By Kimberly Yosko
Sr. Margit Nagy, CDP, Ph.D. recently was awarded one of Japan’s highest honors.
In November, Sr. Nagy was awarded the Order of the Rising Sun, Gold Rays with Neck Ribbon.
According to a press release by the Consulate-General of Japan in Houston, Sr. Nagy “is among the 89 individual recipients worldwide who were awarded this prestigious decoration by the Government of Japan”.
“It still doesn’t seem quite real to me,” Sr. Nagy said. “These are awards that are worldwide that recognize individuals-Japanese and foreigners-that have contributed to the deepening of positive relations between the Japanese and whatever country they’re in.”
The reason why Sr. Nagy was presented with this award was her connections of Japanese culture with the people of San Antonio.
According to the press release, this all started when Sr. Nagy “established a course in modern Japanese history at Our Lady of the Lake University in 1984.” This course is still being offered today.
Sr. Nagy also began the Japan America Society of San Antonio a year later. The society consists of people that are interested in Japanese culture. This society took trips to Japan, and they continue to help others in the San Antonio area become more aware of the Japanese cultures and society.
Sr. Nagy continues to help others know more about the Japanese culture today. In 2014, she organized a celebration in San Antonio to celebrate the Japanese culture.
“Last year, I coordinated the 100th anniversary of the Japanese [monument] at the Alamo,” Sr. Nagy said.
According to the press release, “the monument was presented by Waseda University Professor Shigetaka Shiga in 1914 to recognize the common values of selfless courage and loyalty exemplified by both Texans in the battle of the Alamo and Japanese in the battle of Nagashino”.

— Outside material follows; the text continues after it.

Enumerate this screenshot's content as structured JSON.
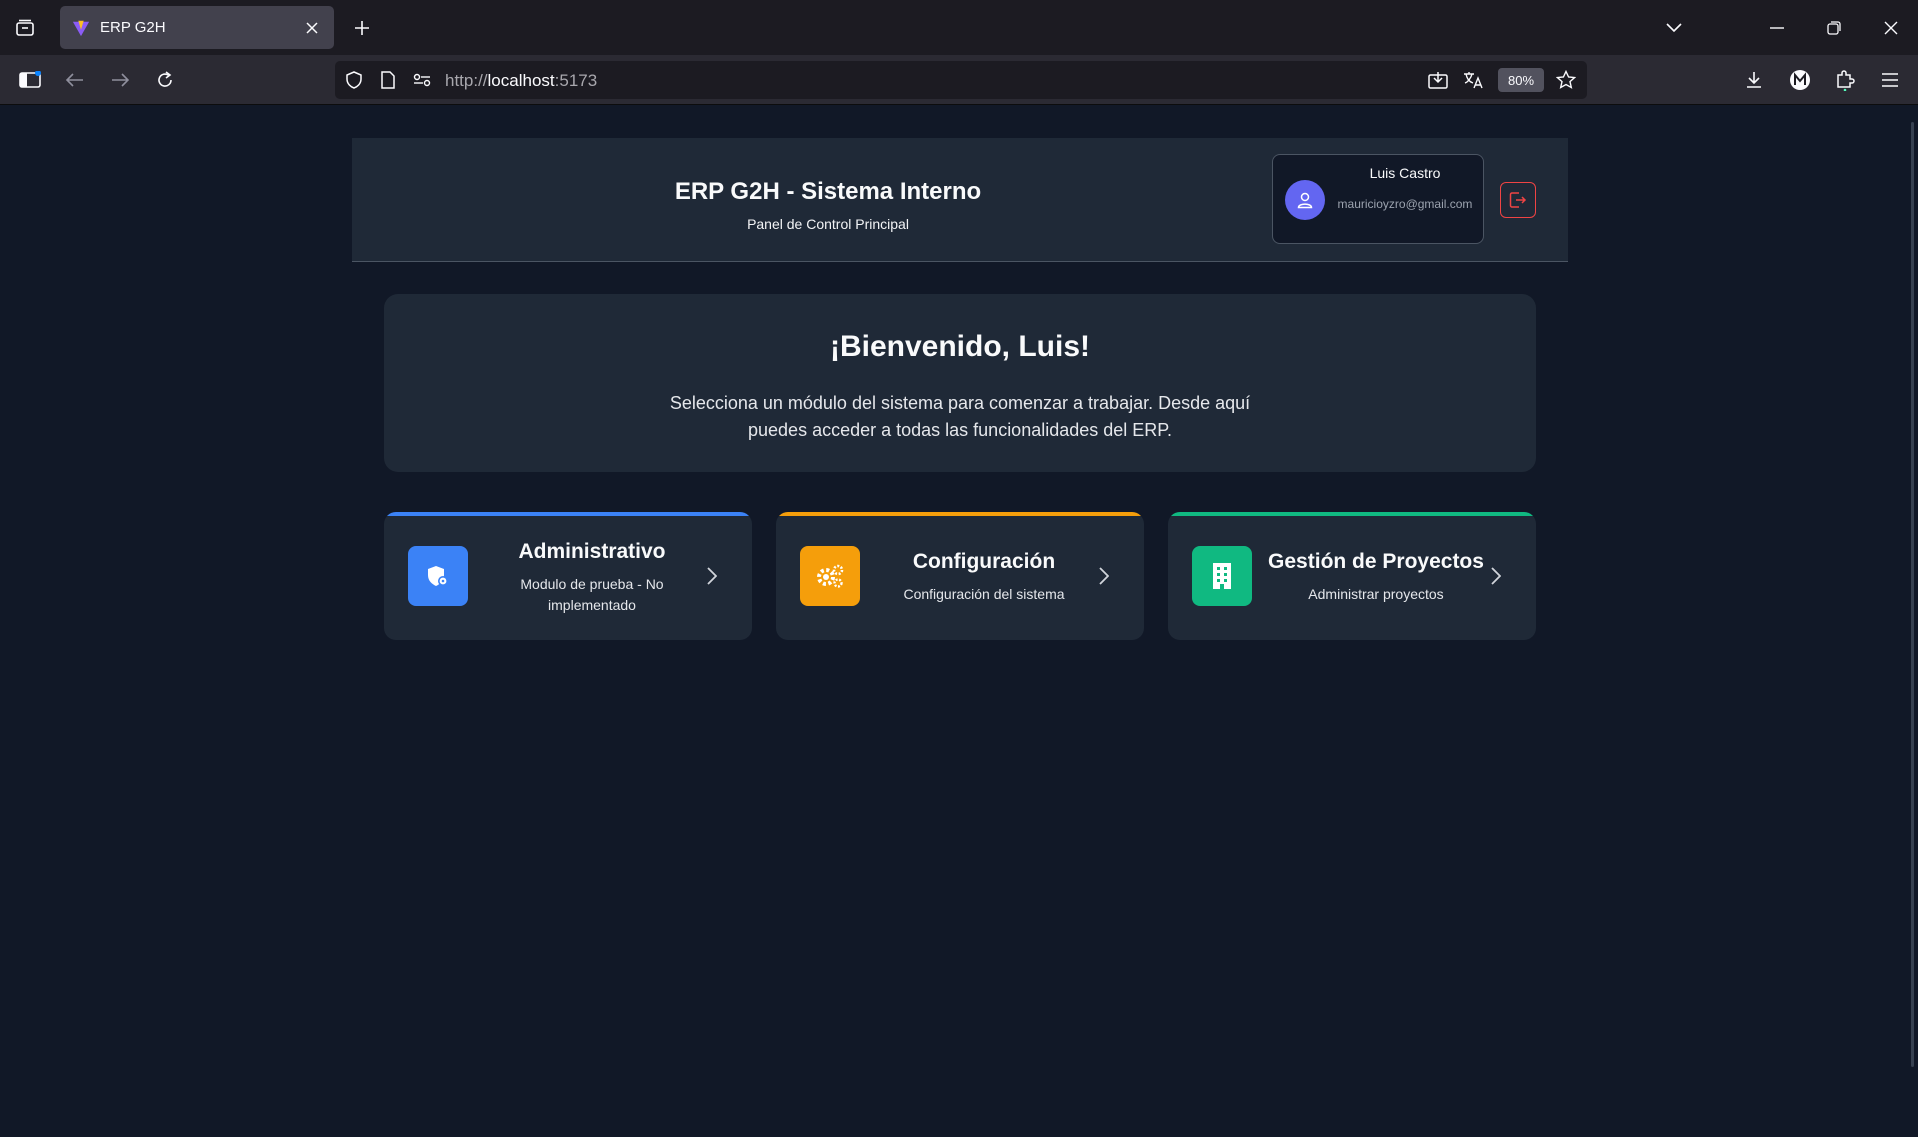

“You only get 100 years one time,” Sr. Nagy said. “That [monument] was put there in a time of war to show that people can be very different, and governments can have strains, but individuals can find a way of tapping into what we have in common.”
When Sr. Nagy first heard about the nomination, she believed that the award was too out of reach.
“I had no idea what this was,” Sr. Nagy said. “I’m really not about awards. I do it because I think it’s the right thing to do. Anytime you can bring people together and see what they have in common, I say, ‘Hey, if I’m in that opportunity, I’m going to do it.’”
Sr. Nagy’s impact on the San Antonio community is reaping benefits since she first started to inform the people about the Japanese culture.
According to the press release, “Her tireless dedication to the promotion of the friendship between the U.S. and Japan has always been admired by the people of San Antonio.”
Sr. Nagy will officially receive the award next spring.